If you’ve ever been assigned the task of recruiting job candidates to fill an opening, this is likely not news to you – whenever you think you found the pot of gold full of qualified applicants, you didn’t.

applicant screening graphic WSJSourcing applicants and recruiting candidates these days requires a lot more skill than the ability to post a classified ad. Gone are the days when a posting in the Sunday newspaper opened the gates for a deluge of phone calls, faxes, and emails.  The smart recruiters ask themselves this question every day – was it something I did right that opened the door to receiving a gift of qualified applicants…or was it just my lucky day?

The job market has changed. The more skilled the position, the more difficult it is to uncover, identify, and acquire workers with the right skills.  But even lower skilled positions are often difficult to fill.

But regardless of the position, one thing is for sure – the source (that is, job board, social media, local advertising, etc.) that works for one job opening in one location can fall flat on its face for the same job title just a few miles away.  Likewise, different job titles in the same location can have varying degrees of success.

There are a lot of ingredients that go into a successful campaign.

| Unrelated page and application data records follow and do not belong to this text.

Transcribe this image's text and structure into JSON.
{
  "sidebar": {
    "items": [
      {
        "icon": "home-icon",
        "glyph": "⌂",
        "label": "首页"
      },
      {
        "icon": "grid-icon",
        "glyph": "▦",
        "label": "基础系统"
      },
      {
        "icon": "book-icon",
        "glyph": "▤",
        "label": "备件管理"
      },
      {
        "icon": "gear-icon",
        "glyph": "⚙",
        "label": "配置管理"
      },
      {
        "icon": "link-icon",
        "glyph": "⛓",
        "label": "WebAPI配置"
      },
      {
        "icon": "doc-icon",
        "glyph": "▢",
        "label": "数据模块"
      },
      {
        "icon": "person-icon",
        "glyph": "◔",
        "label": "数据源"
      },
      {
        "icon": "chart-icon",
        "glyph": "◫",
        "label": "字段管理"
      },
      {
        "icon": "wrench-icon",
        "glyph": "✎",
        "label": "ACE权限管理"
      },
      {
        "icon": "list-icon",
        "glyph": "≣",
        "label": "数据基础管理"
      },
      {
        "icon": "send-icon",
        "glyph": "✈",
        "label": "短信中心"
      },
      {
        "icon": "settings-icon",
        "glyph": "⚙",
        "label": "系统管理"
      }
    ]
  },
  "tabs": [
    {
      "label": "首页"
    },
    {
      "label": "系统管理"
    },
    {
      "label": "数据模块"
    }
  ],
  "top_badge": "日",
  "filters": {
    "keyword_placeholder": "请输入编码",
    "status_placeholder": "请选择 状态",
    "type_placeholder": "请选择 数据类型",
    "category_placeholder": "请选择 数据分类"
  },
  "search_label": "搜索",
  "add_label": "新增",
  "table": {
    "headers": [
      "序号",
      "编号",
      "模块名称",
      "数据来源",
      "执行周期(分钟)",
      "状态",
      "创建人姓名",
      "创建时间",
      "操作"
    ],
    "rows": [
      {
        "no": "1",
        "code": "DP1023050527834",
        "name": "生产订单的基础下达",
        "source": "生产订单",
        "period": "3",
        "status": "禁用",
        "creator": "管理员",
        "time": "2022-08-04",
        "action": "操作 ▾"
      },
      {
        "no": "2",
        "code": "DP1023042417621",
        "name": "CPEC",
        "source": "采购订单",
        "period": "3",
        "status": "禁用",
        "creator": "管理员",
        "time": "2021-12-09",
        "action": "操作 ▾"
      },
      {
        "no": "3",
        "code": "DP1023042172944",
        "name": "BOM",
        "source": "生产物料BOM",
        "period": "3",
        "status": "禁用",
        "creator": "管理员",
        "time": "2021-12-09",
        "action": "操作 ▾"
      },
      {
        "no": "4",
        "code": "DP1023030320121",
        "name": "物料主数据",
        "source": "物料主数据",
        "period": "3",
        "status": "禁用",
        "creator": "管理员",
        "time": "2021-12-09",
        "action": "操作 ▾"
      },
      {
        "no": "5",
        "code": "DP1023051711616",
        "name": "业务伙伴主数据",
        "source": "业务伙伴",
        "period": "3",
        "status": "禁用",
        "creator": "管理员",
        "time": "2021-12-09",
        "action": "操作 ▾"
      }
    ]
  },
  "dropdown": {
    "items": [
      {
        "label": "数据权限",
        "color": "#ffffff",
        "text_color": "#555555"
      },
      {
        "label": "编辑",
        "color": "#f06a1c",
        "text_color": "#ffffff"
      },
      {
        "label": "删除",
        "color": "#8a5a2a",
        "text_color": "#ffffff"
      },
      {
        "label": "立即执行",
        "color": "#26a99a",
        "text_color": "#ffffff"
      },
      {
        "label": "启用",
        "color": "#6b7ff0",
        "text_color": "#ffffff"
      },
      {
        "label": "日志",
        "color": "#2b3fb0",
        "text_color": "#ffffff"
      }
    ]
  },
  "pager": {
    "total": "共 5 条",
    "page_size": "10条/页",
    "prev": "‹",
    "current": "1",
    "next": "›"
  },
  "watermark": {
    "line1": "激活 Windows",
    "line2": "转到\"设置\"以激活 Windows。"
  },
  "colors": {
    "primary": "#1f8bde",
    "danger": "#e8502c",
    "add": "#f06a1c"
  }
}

But one ingredient that scares the bejeezus out of employers is the need to cast a wide net, especially without strong metrics to identify which sources provide the most qualified candidates. Since most employers – small and large – have done a paltry job of tracking this sort of information, the wide net is essential.

Casting the wide net however creates a huge problem for most businesses. It opens the door to lots of unqualified applicants. That’s where an applicant tracking system saves the day.  It allows an employer to throw out that wide net and post on job boards like Careerbuilder and Monster, job search engines like SimplyHired and Indeed, social media sites like LinkedIn, Facebook, and Twitter, sites like Craigslist, and even local advertising but funnel all applications to one portal which automatically qualifies or un-qualifies applicants.

But I digress. The need for casting the wide net should be obvious.  But sometimes even the wide net doesn’t work.  For many reasons and like I mentioned earlier, the job posting that works in one location might be a dud in another.

Here’s an example of what I’m talking about.  We helped a client launch a career page and applicant processing system just a few weeks ago.  They received an overwhelming response for an administrative position in a matter of a few days.

Viewed Started Completed Qualified
General Office Clerk 515 168 94 64
Home Health Assistant – County #1 164 52 22 17
Home Health Assistant – County #2 88 25 18 15

The office clerk ad was viewed by 515 applicants; 168 started an application.  Ninety-four (94) completed it and 2/3 of them met the basic qualifications.  Through a series of screening questions, we were able to help the client narrow down the talent pool quickly and effortlessly.

What is often neglected but essential to know is where did most of the qualified candidates come from? Over 90 percent of the qualified applicants came from Indeed, the most popular job search engine. Only 2 qualified applicants came from Craigslist.

Indeed Craigslist Other
Office Clerk 86 2 6
HHA – County #1 13 7 2
HHA – County #2 3 7 6

But let’s now look at the job postings for home health assistant, one of the fastest growing jobs and most difficult to fill.  My client received only 22 qualified applications during the same period. For this position, 15 applicants found the job on Indeed and 7 found it on Craigslist.  While Indeed was still the winner, Craigslist was still a viable source.

Now let’s move over one county, just 20 miles away.  The same home health assistant job posting attracted 18 qualified jobseekers. But the sources were very different. In the neighboring county, Craigslist was the winner with 7 candidates; Indeed provided only 3. Other sources attracted the balance.

While admittedly a small sample, it should be obvious that single source recruitment is often a black hole.  Moving from one source to another is like playing Whack-A-Mole at the local amusement park. Effective sourcing and recruiting requires a recipe that includes multiple sources that produce candidates who meet basic qualifications.  More importantly, that recipe might change from job title to job title and location to location.